“Houston is becoming a more important hub, a more important nexus for airlines that are moving products throughout the world,” Peña said.

Airport spokeswoman Marlene McClinton said Bush Intercontinental averages 73 to 85 freight flights a week, depending upon the number of charter operations.

In March 2009, Qatar Airways started daily nonstop passenger flights between Doha and Houston with a Boeing 777-200 aircraft that also can carry up to 19 metric tons of cargo.

Qatar Cargo will fly a 777-200F, which can carry up to 102 metric tons of cargo.

Saudi Airlines, China Airlines and Cathay Pacific Cargo added flights out of Houston this year.

And Aerologic, a joint venture between Deutsche Lufthansa and DHL Express, started operating a Boeing 777F on April 3.
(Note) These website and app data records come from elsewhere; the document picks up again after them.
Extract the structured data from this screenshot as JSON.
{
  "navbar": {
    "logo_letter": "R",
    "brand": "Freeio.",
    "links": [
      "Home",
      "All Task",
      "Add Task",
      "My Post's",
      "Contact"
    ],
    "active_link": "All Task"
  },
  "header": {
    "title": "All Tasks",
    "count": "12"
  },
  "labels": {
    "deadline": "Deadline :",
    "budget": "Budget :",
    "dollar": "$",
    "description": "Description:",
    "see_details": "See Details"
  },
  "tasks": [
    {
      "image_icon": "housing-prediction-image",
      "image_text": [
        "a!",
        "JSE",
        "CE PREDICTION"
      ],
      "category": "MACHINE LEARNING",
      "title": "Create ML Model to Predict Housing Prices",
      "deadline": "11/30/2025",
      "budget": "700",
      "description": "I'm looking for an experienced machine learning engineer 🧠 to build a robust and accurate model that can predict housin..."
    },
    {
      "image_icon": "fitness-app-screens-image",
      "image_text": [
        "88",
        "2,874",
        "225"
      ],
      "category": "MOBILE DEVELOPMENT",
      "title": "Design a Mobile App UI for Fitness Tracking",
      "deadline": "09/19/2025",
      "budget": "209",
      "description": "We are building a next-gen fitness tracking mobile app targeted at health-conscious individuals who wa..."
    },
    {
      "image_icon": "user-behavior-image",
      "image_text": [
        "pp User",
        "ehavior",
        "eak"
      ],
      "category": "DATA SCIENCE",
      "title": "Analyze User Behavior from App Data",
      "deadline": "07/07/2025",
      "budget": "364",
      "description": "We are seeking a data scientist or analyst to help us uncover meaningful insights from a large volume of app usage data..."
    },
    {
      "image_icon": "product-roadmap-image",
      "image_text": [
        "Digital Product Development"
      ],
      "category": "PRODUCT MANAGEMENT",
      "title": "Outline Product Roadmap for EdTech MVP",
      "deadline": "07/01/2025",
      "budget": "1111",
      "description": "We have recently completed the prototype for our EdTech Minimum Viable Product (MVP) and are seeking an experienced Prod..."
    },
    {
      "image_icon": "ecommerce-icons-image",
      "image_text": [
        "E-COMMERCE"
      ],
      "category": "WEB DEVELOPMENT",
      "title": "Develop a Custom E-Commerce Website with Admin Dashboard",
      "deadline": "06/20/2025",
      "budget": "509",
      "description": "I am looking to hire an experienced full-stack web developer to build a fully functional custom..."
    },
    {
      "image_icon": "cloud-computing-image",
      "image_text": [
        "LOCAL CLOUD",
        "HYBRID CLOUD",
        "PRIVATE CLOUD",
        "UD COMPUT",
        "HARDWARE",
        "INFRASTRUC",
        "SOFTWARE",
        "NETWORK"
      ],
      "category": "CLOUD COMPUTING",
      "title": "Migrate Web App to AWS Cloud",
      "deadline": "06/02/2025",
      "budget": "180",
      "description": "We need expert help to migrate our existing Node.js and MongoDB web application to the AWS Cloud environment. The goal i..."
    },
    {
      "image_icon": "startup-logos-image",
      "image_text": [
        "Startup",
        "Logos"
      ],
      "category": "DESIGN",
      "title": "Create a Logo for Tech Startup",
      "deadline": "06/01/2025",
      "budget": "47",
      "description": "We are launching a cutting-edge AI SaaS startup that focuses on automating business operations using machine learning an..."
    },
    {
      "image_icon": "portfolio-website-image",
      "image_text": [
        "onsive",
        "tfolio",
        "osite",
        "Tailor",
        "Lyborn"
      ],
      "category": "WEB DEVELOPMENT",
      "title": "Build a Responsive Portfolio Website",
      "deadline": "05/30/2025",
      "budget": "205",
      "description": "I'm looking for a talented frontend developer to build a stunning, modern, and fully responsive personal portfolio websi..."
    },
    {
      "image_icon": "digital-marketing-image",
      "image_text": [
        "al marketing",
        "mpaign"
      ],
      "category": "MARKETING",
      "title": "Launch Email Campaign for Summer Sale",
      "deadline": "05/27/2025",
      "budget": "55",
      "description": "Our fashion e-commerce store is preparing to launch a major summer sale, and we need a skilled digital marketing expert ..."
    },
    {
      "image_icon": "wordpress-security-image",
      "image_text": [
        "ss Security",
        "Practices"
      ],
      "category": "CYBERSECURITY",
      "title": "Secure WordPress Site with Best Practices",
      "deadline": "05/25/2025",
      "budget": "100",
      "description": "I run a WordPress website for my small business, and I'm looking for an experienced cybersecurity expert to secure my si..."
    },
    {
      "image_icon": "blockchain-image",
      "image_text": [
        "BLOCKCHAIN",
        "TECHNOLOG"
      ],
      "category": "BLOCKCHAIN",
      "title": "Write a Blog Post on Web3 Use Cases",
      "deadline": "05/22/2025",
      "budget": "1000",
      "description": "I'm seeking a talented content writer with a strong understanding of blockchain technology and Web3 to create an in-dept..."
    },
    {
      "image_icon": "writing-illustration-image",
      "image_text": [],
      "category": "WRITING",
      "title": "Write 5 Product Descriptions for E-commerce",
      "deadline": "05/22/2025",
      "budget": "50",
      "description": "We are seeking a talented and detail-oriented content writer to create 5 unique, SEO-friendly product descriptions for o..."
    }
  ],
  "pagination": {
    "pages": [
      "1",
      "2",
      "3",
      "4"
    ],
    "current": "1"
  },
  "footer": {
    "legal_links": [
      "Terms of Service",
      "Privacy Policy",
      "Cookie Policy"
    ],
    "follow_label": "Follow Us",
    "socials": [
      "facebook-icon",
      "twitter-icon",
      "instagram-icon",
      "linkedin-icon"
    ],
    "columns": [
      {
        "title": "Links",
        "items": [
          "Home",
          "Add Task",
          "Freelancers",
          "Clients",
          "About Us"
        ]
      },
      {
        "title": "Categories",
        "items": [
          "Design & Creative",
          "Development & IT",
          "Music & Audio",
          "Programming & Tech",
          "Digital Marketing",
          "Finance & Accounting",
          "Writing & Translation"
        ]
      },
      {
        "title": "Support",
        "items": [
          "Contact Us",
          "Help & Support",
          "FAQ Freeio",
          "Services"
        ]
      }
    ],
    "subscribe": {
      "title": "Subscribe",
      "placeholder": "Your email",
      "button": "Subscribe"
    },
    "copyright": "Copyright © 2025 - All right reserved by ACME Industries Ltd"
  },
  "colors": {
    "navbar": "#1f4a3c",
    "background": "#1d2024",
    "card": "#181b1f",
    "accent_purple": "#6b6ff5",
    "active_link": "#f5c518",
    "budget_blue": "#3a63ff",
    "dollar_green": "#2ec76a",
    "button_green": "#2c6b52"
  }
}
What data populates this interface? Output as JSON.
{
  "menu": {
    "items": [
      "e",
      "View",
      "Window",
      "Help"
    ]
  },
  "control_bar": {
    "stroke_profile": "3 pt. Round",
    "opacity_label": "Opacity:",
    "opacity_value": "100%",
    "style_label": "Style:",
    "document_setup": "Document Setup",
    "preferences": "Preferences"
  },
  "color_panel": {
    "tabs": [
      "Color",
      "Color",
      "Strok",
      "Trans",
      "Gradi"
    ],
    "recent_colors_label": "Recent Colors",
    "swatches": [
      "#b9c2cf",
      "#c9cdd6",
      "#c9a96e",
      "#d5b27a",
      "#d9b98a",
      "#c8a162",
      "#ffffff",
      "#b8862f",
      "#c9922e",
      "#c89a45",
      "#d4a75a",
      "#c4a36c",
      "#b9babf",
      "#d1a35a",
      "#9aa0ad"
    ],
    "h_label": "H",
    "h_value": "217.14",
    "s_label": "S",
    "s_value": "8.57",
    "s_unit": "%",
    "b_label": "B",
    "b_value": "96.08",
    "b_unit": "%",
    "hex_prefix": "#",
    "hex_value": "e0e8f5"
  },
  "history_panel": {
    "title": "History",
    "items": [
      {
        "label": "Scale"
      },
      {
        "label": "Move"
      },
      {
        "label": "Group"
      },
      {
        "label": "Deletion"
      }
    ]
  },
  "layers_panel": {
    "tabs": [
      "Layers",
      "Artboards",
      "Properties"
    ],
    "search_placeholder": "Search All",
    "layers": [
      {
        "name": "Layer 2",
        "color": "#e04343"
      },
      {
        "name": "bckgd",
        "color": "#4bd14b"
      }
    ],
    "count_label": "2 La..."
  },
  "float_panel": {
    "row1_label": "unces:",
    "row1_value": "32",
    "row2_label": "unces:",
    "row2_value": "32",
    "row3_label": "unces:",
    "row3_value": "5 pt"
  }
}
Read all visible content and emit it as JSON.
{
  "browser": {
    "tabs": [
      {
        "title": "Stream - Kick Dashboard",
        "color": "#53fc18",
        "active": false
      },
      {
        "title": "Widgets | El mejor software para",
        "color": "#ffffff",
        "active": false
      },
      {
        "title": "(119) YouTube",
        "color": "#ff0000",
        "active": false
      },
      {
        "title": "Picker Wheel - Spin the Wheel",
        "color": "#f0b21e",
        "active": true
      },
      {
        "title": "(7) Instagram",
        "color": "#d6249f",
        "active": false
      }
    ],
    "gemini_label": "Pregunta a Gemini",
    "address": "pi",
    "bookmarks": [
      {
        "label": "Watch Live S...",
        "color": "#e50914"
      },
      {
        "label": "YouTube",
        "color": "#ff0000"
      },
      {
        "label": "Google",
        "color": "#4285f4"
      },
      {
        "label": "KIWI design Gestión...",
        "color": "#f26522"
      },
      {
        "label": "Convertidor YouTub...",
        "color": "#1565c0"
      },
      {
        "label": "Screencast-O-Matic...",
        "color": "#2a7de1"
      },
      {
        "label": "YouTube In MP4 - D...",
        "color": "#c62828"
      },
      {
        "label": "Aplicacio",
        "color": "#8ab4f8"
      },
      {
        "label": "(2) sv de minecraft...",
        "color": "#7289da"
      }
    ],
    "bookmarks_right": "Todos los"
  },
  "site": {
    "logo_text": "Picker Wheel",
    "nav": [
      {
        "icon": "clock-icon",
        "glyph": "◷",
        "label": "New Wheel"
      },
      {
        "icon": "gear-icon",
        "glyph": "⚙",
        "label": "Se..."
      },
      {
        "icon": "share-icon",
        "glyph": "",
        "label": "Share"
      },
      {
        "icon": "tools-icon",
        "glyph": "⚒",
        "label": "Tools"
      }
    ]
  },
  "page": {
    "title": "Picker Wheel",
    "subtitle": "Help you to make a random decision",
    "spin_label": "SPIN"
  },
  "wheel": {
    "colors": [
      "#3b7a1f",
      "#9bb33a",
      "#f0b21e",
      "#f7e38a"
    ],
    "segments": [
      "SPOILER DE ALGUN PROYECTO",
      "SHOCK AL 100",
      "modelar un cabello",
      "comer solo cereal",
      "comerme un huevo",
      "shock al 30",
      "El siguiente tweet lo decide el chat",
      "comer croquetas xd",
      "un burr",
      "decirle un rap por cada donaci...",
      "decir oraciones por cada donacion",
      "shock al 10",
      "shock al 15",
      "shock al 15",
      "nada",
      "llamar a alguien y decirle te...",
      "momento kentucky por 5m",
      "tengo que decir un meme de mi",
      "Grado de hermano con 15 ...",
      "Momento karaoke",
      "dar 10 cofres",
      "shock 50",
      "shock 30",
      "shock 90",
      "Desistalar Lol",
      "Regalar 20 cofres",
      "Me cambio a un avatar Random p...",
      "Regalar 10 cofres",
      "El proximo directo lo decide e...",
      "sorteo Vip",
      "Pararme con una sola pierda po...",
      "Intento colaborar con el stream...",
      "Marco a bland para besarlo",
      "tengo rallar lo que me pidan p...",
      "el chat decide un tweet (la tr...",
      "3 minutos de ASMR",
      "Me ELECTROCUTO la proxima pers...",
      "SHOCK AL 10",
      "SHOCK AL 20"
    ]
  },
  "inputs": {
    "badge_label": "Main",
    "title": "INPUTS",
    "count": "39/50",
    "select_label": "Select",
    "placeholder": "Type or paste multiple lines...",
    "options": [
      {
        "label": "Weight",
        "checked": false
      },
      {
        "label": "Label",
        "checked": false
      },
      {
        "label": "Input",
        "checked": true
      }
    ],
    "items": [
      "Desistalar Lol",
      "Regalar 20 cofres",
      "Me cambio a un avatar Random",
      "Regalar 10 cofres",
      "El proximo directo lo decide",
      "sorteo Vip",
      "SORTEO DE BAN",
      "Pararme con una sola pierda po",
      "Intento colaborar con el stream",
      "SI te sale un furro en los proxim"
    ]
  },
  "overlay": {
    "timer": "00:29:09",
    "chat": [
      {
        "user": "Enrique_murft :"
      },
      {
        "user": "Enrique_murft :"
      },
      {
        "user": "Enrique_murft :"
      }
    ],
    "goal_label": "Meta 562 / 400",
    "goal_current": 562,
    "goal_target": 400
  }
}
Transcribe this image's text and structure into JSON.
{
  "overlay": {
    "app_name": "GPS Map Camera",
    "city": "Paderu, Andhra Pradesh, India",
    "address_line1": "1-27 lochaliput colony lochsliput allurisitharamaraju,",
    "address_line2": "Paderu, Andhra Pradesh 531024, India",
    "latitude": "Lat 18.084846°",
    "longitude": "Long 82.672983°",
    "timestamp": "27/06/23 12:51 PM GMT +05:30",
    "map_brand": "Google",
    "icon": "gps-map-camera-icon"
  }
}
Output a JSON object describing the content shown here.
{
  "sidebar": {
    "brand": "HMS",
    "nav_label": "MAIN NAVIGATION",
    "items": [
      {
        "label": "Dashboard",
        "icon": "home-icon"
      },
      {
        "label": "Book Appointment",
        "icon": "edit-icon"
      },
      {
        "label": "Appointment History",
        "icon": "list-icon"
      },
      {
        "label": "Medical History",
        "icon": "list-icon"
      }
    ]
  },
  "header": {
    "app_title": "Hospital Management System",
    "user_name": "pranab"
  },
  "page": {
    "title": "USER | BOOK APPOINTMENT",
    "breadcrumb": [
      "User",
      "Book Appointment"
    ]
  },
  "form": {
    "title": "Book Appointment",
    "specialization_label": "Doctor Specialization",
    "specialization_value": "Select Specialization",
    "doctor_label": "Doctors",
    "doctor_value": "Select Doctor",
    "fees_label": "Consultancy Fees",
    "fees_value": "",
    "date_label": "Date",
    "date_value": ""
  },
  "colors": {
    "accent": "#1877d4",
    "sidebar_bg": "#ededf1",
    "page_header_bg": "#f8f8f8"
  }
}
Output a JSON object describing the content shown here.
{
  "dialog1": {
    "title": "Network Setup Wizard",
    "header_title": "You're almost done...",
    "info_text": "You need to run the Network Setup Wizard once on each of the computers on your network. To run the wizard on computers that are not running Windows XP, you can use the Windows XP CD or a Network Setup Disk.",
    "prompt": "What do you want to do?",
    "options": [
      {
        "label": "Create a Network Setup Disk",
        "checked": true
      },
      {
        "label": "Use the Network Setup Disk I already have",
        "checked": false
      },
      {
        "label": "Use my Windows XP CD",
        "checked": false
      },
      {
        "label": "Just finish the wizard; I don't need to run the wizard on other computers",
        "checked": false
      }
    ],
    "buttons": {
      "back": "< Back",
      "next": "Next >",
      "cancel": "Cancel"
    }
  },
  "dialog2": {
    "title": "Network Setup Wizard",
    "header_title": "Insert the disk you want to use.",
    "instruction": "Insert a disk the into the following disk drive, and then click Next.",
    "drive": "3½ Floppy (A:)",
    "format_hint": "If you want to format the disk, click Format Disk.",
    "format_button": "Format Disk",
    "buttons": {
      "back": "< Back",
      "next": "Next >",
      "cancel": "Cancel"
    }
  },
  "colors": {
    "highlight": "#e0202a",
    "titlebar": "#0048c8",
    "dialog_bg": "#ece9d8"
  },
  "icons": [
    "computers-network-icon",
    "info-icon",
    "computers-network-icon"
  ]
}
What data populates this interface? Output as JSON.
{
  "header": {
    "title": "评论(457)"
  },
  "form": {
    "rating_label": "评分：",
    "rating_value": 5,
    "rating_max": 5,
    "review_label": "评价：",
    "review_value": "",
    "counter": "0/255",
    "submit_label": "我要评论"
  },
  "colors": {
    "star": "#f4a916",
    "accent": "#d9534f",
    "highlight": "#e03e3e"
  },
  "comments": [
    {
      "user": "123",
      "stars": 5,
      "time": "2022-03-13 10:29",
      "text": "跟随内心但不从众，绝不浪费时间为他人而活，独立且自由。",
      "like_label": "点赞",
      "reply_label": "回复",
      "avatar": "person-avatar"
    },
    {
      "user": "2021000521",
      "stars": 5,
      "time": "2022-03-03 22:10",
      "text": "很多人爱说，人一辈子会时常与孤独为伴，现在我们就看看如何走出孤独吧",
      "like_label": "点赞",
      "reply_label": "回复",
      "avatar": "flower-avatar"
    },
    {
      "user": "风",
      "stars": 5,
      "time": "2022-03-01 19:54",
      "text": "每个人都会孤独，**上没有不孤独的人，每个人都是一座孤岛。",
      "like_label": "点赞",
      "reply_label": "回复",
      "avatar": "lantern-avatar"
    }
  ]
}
It was so successful that Lufthansa Cargo started operating its own Boeing MD-11F on June 16.

Most of these airlines are exporting oil equipment, which often is needed on short notice, making a profitable business for air cargo handlers.

“If an important part doesn’t make it on time to its final destination, this could result in a loss of several million dollars,” said Rohan Lobo, the local representative for Lufthansa.

Despite the surge of freighters exporting oil field equipment, computers and machinery and importing industrial equipment, the cargo center still has plenty of space for more business, officials said. It has parking space for 20 wide-body freighter aircraft and is only half full at peak times.

Airport officials hope recently signed U.S. trade agreements with Colombia, Panama and South Korea will mean even more cargo trade for Houston.